A man who is paid -- and these days, paid well, I don't doubt -- for his opinions, Amis has a lot of them. Unsurprisingly, there is little in The War Against Cliché that speaks of ambivalence: Amis tends to like something a great deal or loathe something into next week. There isn't, nor should there be, much in between. For instance, in 1982, reviewing The Essential Mailer by Norman Mailer, Amis pulled not one punch when he wrote that, "Norman Mailer's new book bears all of the signs -- all of the watermarks, all the heraldry -- of a writer faced with an alimony bill of $500,000 a year." Reviewing Philip Roth's My Life As a Man in 1974, Amis opened fire cheerfully. "Although Philip Roth's novels have got steadily sillier since Portnoy's Complaint (1969), the quality of his prose has continued to improve."

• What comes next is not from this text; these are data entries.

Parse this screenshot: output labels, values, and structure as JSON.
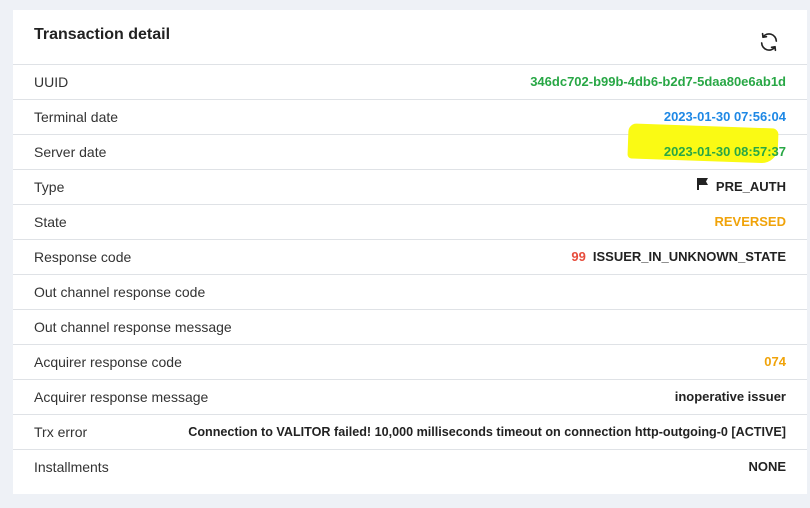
{
  "card": {
    "title": "Transaction detail"
  },
  "rows": [
    {
      "label": "UUID",
      "value": "346dc702-b99b-4db6-b2d7-5daa80e6ab1d"
    },
    {
      "label": "Terminal date",
      "value": "2023-01-30 07:56:04"
    },
    {
      "label": "Server date",
      "value": "2023-01-30 08:57:37"
    },
    {
      "label": "Type",
      "value": "PRE_AUTH"
    },
    {
      "label": "State",
      "value": "REVERSED"
    },
    {
      "label": "Response code",
      "code": "99",
      "value": "ISSUER_IN_UNKNOWN_STATE"
    },
    {
      "label": "Out channel response code",
      "value": ""
    },
    {
      "label": "Out channel response message",
      "value": ""
    },
    {
      "label": "Acquirer response code",
      "value": "074"
    },
    {
      "label": "Acquirer response message",
      "value": "inoperative issuer"
    },
    {
      "label": "Trx error",
      "value": "Connection to VALITOR failed! 10,000 milliseconds timeout on connection http-outgoing-0 [ACTIVE]"
    },
    {
      "label": "Installments",
      "value": "NONE"
    }
  ],
  "colors": {
    "uuid": "#28a745",
    "terminal_date": "#1e88e5",
    "server_date": "#28a745",
    "state": "#f0a30a",
    "response_code_number": "#e74c3c",
    "acquirer_code": "#f0a30a",
    "highlight": "#fafa14"
  },
  "icons": {
    "refresh": "refresh-icon",
    "type": "flag-icon"
  }
}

Sometimes, Amis exhibits rare psychic talent. In a 1996 review of Hillary Clinton's It Takes a Village, Amis wrote:

One keeps turning disconcertedly to the photograph on the back flap. With her pearls, her cloth-buttoned suit top, her spryly waved hair and glazed maquillage, she looks like the wife of some sulphurous video vicar (who, any day now, will be found in a motel somewhere, under a heap of prostitutes).

He couldn't have known how close to the mark all of this would be. Could he?

As completely and profoundly as he damns, Amis' praise and admiration for certain books and certain writers is resonant. Reviewing Don DeLillo's Underworld in 1997, Amis wrote that "Underworld may or may not be a great novel, but there is no doubt that it renders DeLillo a great novelist." Remembering Vladimir Nabokov for Atlantic Monthly in 1992, Amis says, "In a sense Lolita is too great for its own good. It rushes up on the reader like a recreational drug more powerful than any yet discovered or devised. In common with its narrator, it is both irresistible and unforgivable."

In his foreword, Amis sums up his feelings about the world of letters quite beautifully. It not only sets the tone for the book, but clearly establishes Amis' passion for the ground he covers in The War Against Cliché:

Literature is the great garden that is always there and is open to everyone twenty-four hours a day. Who tends it? The old tour guides and sylviculturists, the wardens, the fuming parkies in their sweat-soaked serge: these have died off. If you do see an official, a professional, nowadays, then he's likely to be a scowl in a labcoat, come to flatten a forest or decapitate a peak. The public wanders, with its oohs and ahs, its groans and jeers, its million opinions. The wanderers feed the animals, they walk on the grass, they step in the flowerbeds. But the garden never suffers. It is, of course, Eden: it is unfallen and needs no care.

Though he's not scowling, Amis has become one of the wardens. He fumes occasionally but it is joyous fuming. We don't have to forgive him: we're too busy waiting for more. | August 2001


Linda L. Richards is the editor of January Magazine. Her fifth novel, Death Was in the Picture, is published by St. Martin's Minotaur/Thomas Dunne Books.